African students should not fear for their safety, President Pranab Mukherjee said on Monday as the government took multi-pronged measures to contain a diplomatic disaster over a spate of vicious attacks on Africans living in India.
The President’s remarks at a gathering of Indian envoys complemented steps by external affairs minister Sushma Swaraj and foreign secretary S Jaishankar to calm the anxiety and anger of Africans over “racism and Afro-phobia” in the country.
“It would be most unfortunate if the people of India were to dilute our long tradition of friendship with the people of Africa and the welcome we have always extended to them in our country. African students in India should have no reason to fear for their safety and security,” Mukherjee said.
The crisis was triggered by the murder of Masonda Ketada Oliver, a 29-year-old from Congo, in an altercation over hiring an autorickshaw in south Delhi’s Vasant Kunj on May 20. This was followed by four separate attacks on Africans in south Delhi’s Rajpur Khurd last week.
Foreign minister Swaraj moved swiftly to reassure African envoys of the safety of their nationals. Foreign secretary Jaishankar tried to calm frayed nerves, telling a group of students that their security is an “article of faith” for the government.
The students raised visa issues, problems in getting accommodation and the need to make police aware of African sensitivities when they deal with them. Jaishankar assured them all help.
Foreign ministry officials received family members of Oliver at the airport and assured a swift trial to punish his assailants. The government will bear the expenses for transporting Oliver’s body — currently kept at a morgue in AIIMS — home.
The government’s crisis management is on overdrive as the 54-nation African bloc is the pivot of India’s plans to expand its international footprint, especially the country’s push for a permanent member’s seat at the United Nations Security Council.
A snowballing diplomatic row could endanger efforts to take ties with Africa to a new high, which includes new partnerships and high-level visits.
“We shall have to create appropriate awareness in the minds of our youngsters who may not know the history, age-old relations with Africa. India has had trading relations with African countries for centuries and each of the 54 countries of Africa has a thriving Indian community doing business,” President Mukherjee said.

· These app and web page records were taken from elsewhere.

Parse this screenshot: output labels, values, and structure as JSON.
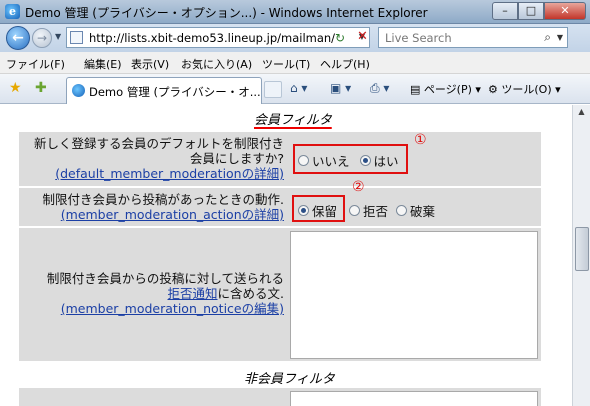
{
  "window": {
    "title": "Demo 管理 (プライバシー・オプション...) - Windows Internet Explorer"
  },
  "address": {
    "url": "http://lists.xbit-demo53.lineup.jp/mailman/",
    "search_placeholder": "Live Search"
  },
  "menu": [
    "ファイル(F)",
    "編集(E)",
    "表示(V)",
    "お気に入り(A)",
    "ツール(T)",
    "ヘルプ(H)"
  ],
  "tab": {
    "label": "Demo 管理 (プライバシー・オ..."
  },
  "commands": {
    "page": "ページ(P)",
    "tools": "ツール(O)"
  },
  "content": {
    "section1_title": "会員フィルタ",
    "section2_title": "非会員フィルタ",
    "row1": {
      "label_line1": "新しく登録する会員のデフォルトを制限付き",
      "label_line2": "会員にしますか?",
      "link": "(default_member_moderationの詳細)",
      "options": [
        "いいえ",
        "はい"
      ],
      "selected": "はい",
      "marker": "①"
    },
    "row2": {
      "label_line1": "制限付き会員から投稿があったときの動作.",
      "link": "(member_moderation_actionの詳細)",
      "options": [
        "保留",
        "拒否",
        "破棄"
      ],
      "selected": "保留",
      "marker": "②"
    },
    "row3": {
      "label_line1": "制限付き会員からの投稿に対して送られる",
      "link_inline": "拒否通知",
      "label_tail": "に含める文.",
      "link": "(member_moderation_noticeの編集)"
    }
  },
  "colors": {
    "highlight": "#e01010",
    "link": "#1b3fa5",
    "row_bg": "#dcdcdc"
  }
}
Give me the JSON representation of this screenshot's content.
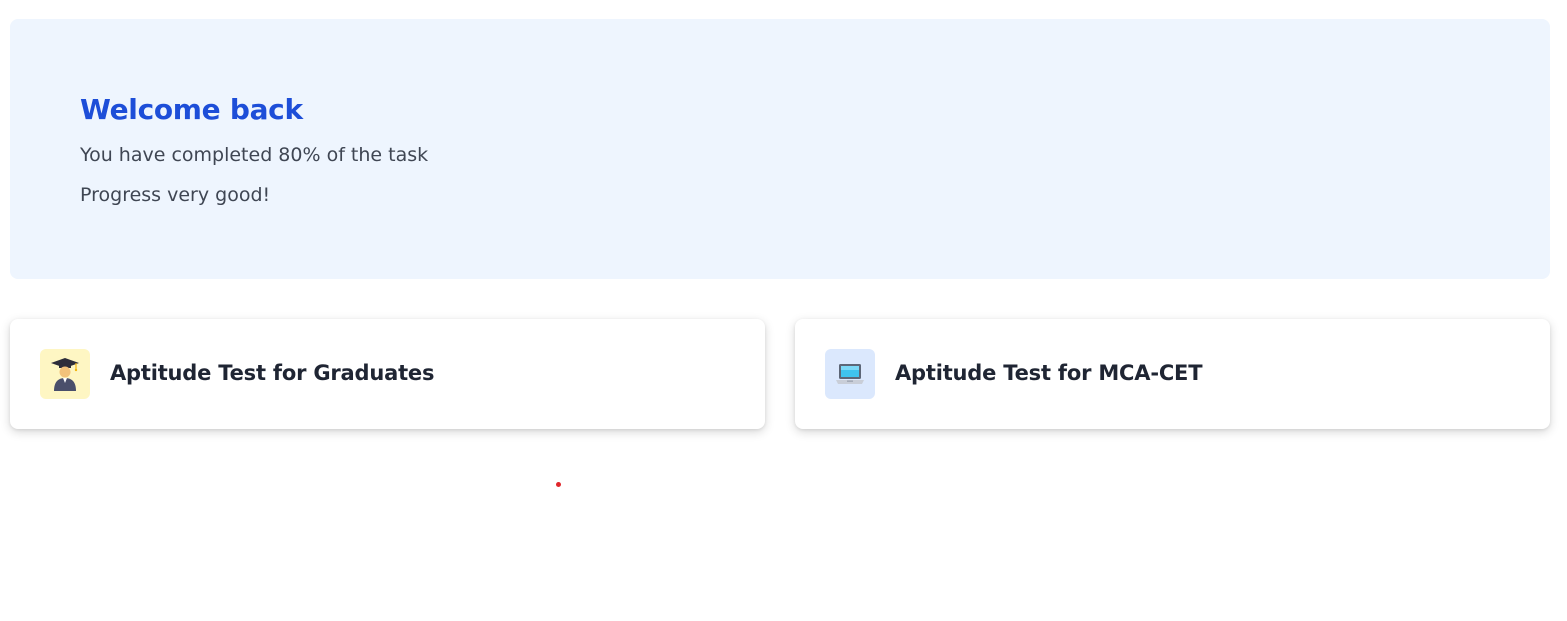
{
  "banner": {
    "title": "Welcome back",
    "progress_text": "You have completed 80% of the task",
    "progress_percent": 80,
    "status_text": "Progress very good!"
  },
  "tests": [
    {
      "label": "Aptitude Test for Graduates",
      "icon": "graduate-icon",
      "icon_bg": "#fef6c3"
    },
    {
      "label": "Aptitude Test for MCA-CET",
      "icon": "laptop-icon",
      "icon_bg": "#dbe8fd"
    }
  ],
  "colors": {
    "accent": "#1d4ed8",
    "banner_bg": "#eef5fe",
    "body_text": "#3f4653",
    "card_text": "#1f2533",
    "dot": "#e0262b"
  }
}
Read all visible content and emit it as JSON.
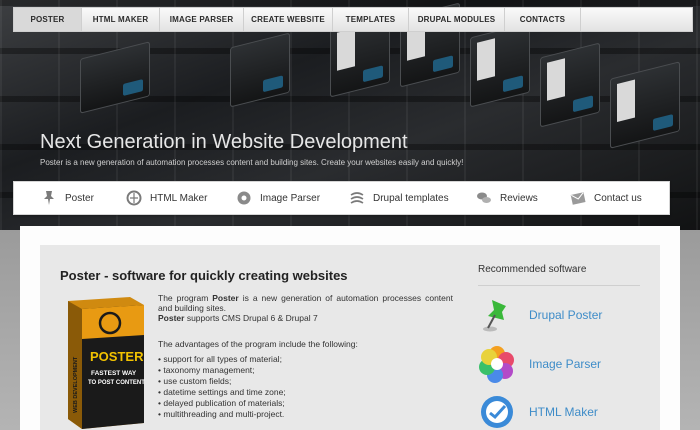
{
  "top_nav": {
    "tabs": [
      {
        "label": "POSTER",
        "active": true
      },
      {
        "label": "HTML MAKER",
        "active": false
      },
      {
        "label": "IMAGE PARSER",
        "active": false
      },
      {
        "label": "CREATE WEBSITE",
        "active": false
      },
      {
        "label": "TEMPLATES",
        "active": false
      },
      {
        "label": "DRUPAL MODULES",
        "active": false
      },
      {
        "label": "CONTACTS",
        "active": false
      }
    ]
  },
  "hero": {
    "title": "Next Generation in Website Development",
    "subtitle": "Poster is a new generation of automation processes content and building sites. Create your websites easily and quickly!"
  },
  "feature_bar": {
    "items": [
      {
        "label": "Poster",
        "icon": "pushpin-icon"
      },
      {
        "label": "HTML Maker",
        "icon": "html-icon"
      },
      {
        "label": "Image Parser",
        "icon": "image-icon"
      },
      {
        "label": "Drupal templates",
        "icon": "drupal-icon"
      },
      {
        "label": "Reviews",
        "icon": "speech-bubbles-icon"
      },
      {
        "label": "Contact us",
        "icon": "envelope-icon"
      }
    ]
  },
  "main": {
    "title": "Poster - software for quickly creating websites",
    "intro_1_a": "The program ",
    "intro_1_b": "Poster",
    "intro_1_c": " is a new generation of automation processes content and building sites.",
    "intro_2_a": "Poster",
    "intro_2_b": " supports CMS Drupal 6 & Drupal 7",
    "advantages_heading": "The advantages of the program include the following:",
    "advantages": [
      "support for all types of material;",
      "taxonomy management;",
      "use custom fields;",
      "datetime settings and time zone;",
      "delayed publication of materials;",
      "multithreading and multi-project."
    ],
    "box_art": {
      "title": "POSTER",
      "tagline_1": "FASTEST WAY",
      "tagline_2": "TO POST CONTENT",
      "side": "WEB DEVELOPMENT"
    }
  },
  "recommended": {
    "title": "Recommended software",
    "items": [
      {
        "label": "Drupal Poster",
        "icon": "green-pushpin-icon"
      },
      {
        "label": "Image Parser",
        "icon": "color-wheel-icon"
      },
      {
        "label": "HTML Maker",
        "icon": "html-globe-icon"
      }
    ]
  },
  "colors": {
    "link_blue": "#3e8cc8",
    "panel_gray": "#e8e8e8"
  }
}
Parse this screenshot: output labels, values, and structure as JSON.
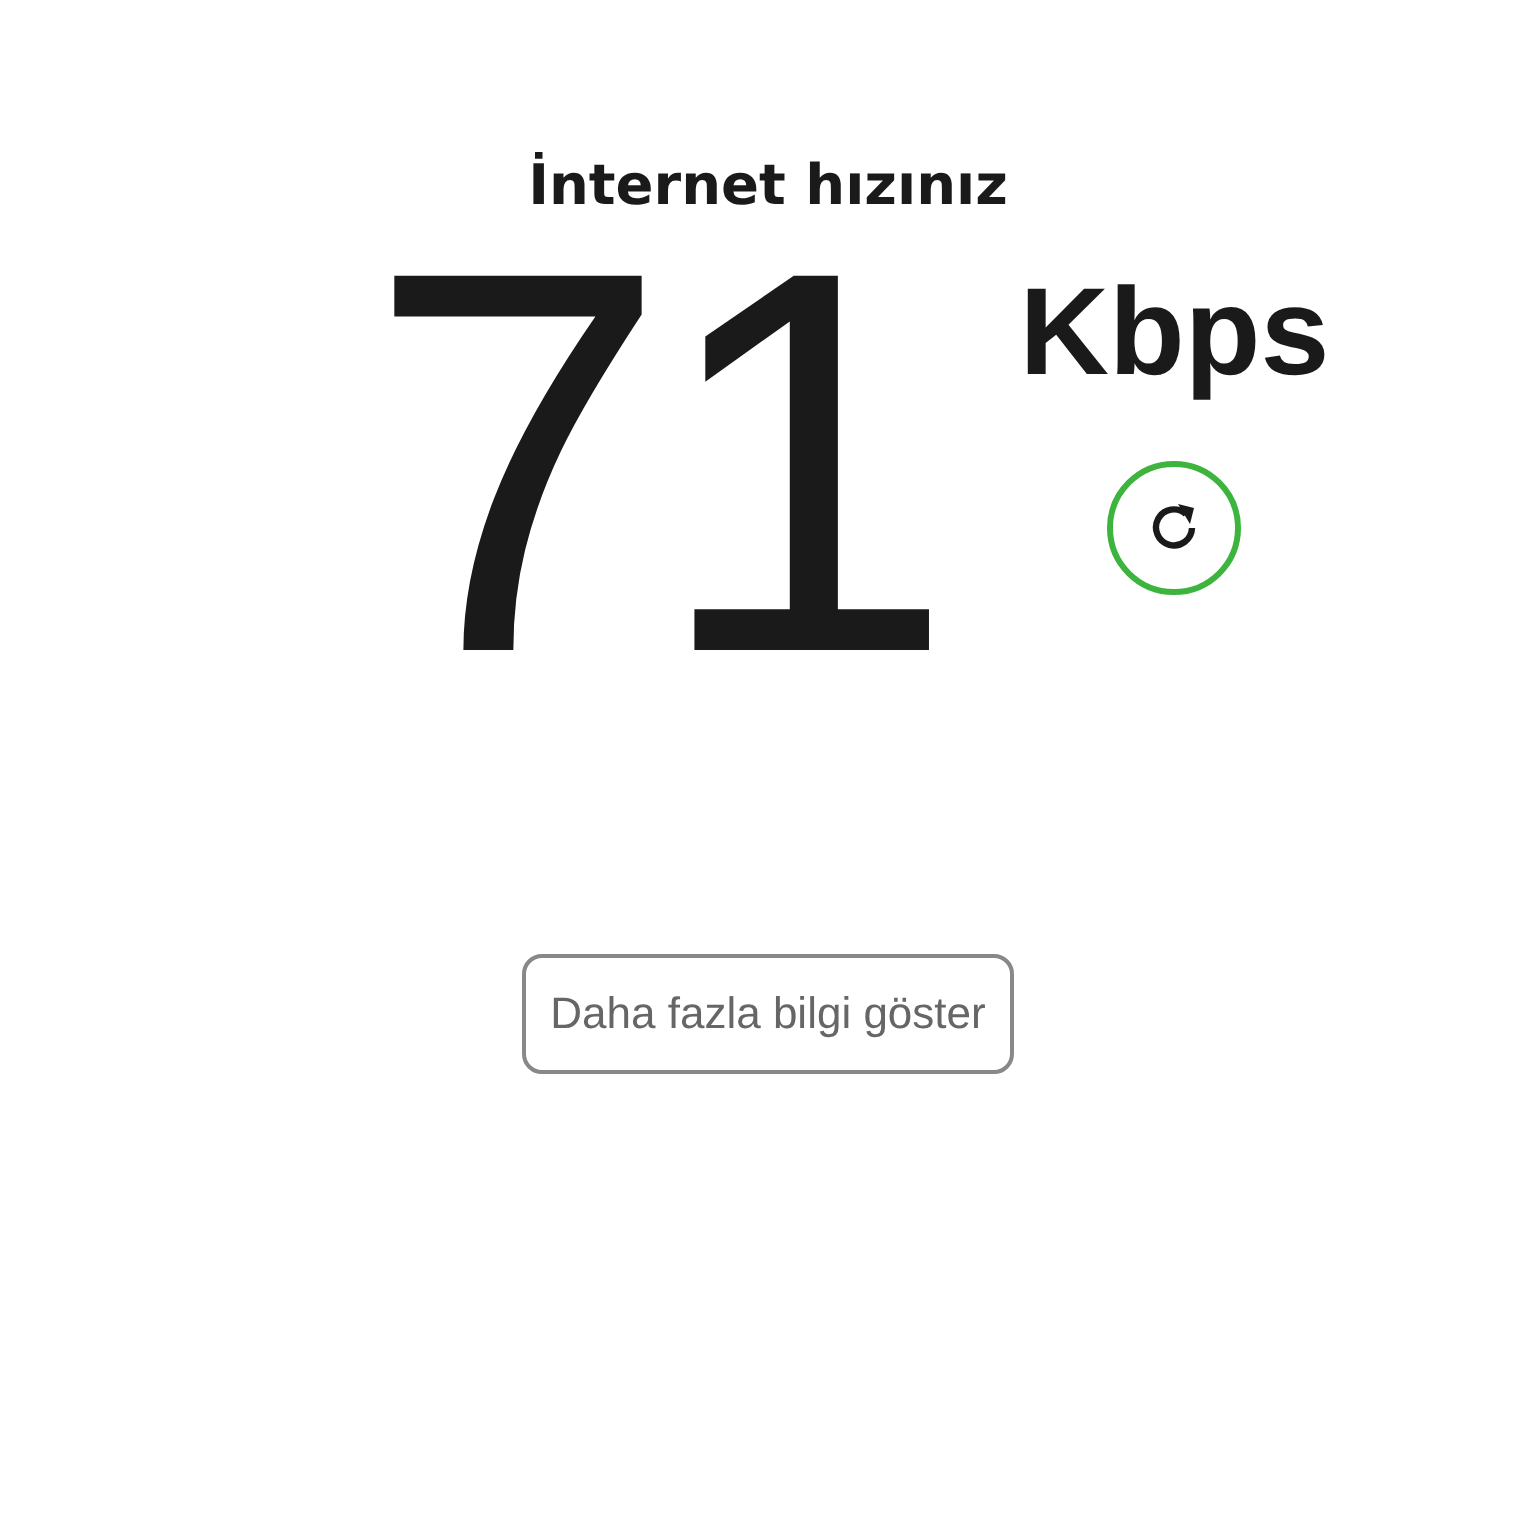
{
  "title": "İnternet hızınız",
  "speed": {
    "value": "71",
    "unit": "Kbps"
  },
  "more_button": {
    "label": "Daha fazla bilgi göster"
  }
}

He is scheduled to visit Namibia, Ghana and Ivory Coast early next month. Vice-President Hamid Ansari and Prime Minister Narendra Modi too are likely to visit the continent this year.
Incidents of assaults on African nationals in recent years have put ties under strain. Earlier in January, a mob in Bengaluru allegedly dragged a Tanzanian girl out of a car and stripped her. She was travelling with friends, who were assaulted too.